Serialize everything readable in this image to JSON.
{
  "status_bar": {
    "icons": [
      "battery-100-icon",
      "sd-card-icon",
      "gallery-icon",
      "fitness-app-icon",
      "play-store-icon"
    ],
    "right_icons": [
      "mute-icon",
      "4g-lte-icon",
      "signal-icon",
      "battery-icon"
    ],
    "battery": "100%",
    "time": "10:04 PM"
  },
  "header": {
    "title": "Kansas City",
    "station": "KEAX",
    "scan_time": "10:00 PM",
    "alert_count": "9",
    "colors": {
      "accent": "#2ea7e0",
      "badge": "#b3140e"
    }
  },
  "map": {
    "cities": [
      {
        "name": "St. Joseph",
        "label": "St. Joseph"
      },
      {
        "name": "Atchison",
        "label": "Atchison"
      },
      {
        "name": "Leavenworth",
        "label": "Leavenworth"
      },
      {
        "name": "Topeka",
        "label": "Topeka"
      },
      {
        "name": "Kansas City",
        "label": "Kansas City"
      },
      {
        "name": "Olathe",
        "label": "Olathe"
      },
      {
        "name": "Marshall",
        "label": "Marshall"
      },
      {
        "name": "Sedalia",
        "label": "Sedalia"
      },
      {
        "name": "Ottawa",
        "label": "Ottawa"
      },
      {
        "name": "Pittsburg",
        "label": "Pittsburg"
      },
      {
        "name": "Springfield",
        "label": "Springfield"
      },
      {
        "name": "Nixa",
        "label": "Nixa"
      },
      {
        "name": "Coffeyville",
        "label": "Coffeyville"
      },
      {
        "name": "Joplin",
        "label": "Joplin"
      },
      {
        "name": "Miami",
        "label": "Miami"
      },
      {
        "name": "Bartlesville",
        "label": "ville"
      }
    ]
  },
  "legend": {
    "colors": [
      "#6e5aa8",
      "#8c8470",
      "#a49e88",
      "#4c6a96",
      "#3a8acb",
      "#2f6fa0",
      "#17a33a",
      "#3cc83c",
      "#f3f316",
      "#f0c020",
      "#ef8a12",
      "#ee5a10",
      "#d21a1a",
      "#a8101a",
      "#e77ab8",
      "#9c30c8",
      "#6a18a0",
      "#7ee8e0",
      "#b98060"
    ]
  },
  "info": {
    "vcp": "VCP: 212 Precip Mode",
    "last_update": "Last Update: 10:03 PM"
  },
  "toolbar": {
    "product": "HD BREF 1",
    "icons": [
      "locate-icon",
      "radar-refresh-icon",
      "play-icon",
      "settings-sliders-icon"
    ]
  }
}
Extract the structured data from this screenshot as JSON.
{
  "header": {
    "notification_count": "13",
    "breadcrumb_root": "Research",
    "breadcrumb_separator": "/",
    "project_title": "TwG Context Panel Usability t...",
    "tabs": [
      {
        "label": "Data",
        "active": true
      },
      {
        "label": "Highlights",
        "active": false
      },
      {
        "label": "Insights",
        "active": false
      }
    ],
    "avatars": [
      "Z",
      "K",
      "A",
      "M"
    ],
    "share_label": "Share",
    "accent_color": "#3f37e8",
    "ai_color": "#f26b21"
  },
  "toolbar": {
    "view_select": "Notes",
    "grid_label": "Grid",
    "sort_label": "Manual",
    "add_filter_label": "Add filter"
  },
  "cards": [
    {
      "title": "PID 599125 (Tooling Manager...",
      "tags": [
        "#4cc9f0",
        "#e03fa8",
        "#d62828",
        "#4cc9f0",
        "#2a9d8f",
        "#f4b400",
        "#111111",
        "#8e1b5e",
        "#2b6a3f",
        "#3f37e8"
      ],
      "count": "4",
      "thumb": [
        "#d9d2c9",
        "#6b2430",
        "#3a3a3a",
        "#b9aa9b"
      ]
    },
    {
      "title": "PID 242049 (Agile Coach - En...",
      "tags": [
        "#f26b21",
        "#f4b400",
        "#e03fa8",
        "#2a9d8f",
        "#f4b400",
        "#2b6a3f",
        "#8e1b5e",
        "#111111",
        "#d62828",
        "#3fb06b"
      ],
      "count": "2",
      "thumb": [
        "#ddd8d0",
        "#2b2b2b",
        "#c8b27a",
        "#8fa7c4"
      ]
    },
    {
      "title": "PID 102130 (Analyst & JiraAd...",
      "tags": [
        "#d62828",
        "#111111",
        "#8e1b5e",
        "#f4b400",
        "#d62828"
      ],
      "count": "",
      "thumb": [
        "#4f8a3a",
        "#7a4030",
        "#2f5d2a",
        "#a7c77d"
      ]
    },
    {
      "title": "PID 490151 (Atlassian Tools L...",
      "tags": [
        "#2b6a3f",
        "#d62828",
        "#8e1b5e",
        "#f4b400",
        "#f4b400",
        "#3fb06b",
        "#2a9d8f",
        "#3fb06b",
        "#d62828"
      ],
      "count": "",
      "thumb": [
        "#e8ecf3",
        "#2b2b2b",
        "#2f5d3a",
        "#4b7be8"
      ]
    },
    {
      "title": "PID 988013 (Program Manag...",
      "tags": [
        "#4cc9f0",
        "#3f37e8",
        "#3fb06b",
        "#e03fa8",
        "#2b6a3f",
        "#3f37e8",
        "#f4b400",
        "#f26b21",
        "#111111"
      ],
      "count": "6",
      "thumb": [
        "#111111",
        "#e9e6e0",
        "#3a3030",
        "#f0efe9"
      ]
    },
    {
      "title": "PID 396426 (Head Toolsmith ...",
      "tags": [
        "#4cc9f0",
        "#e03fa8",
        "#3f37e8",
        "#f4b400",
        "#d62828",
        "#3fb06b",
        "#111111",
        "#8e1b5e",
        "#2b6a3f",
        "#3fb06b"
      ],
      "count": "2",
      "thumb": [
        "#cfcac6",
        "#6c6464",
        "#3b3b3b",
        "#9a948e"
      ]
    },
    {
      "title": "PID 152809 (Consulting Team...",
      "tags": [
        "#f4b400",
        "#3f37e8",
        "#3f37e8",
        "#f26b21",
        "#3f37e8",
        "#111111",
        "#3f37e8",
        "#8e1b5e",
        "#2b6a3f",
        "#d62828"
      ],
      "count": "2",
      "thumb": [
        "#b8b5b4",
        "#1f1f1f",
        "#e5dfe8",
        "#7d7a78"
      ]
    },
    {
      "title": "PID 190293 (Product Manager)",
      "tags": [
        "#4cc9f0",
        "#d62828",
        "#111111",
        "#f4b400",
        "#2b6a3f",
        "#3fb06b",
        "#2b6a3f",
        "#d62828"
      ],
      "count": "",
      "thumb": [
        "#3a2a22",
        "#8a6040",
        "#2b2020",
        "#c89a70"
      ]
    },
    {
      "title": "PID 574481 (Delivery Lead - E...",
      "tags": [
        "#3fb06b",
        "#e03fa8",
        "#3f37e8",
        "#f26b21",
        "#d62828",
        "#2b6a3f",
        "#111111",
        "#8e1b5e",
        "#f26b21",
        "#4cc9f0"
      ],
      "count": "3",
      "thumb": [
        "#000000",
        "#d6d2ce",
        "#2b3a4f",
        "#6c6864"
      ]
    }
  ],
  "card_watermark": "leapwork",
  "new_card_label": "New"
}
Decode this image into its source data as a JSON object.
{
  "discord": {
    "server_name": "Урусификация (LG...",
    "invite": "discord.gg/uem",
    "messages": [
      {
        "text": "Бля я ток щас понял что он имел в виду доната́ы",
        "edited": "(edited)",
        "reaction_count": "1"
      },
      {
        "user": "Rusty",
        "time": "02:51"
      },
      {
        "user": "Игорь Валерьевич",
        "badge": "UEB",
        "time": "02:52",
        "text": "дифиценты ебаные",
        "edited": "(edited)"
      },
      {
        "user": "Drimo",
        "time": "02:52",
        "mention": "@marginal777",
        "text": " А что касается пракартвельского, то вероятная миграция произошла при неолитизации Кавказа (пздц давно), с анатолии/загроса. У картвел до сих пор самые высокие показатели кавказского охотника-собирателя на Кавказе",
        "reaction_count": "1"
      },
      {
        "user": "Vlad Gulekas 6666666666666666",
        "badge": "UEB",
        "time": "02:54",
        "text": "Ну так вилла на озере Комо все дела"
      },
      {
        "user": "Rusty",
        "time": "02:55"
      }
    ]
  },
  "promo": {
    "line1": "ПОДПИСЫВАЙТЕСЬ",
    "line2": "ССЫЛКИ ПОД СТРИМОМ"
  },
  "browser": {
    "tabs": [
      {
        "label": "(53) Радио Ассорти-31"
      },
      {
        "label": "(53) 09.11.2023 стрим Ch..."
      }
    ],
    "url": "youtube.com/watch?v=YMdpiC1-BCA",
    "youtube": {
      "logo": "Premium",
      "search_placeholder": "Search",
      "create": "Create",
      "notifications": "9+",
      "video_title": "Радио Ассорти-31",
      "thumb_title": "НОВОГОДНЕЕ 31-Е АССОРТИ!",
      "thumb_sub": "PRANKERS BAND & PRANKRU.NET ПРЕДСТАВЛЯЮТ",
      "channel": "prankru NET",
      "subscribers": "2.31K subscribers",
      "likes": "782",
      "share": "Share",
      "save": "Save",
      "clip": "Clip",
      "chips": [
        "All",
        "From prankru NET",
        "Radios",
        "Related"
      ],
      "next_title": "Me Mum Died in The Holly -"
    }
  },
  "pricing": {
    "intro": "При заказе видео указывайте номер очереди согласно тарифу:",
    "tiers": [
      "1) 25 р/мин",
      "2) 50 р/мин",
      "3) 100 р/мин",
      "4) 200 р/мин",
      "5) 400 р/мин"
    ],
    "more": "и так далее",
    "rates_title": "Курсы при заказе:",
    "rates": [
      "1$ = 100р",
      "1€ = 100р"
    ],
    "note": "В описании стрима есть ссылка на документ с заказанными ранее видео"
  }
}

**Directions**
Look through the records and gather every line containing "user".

**Task response**
        "user": "Rusty",
        "user": "Игорь Валерьевич",
        "user": "Drimo",
        "user": "Vlad Gulekas 6666666666666666",
        "user": "Rusty",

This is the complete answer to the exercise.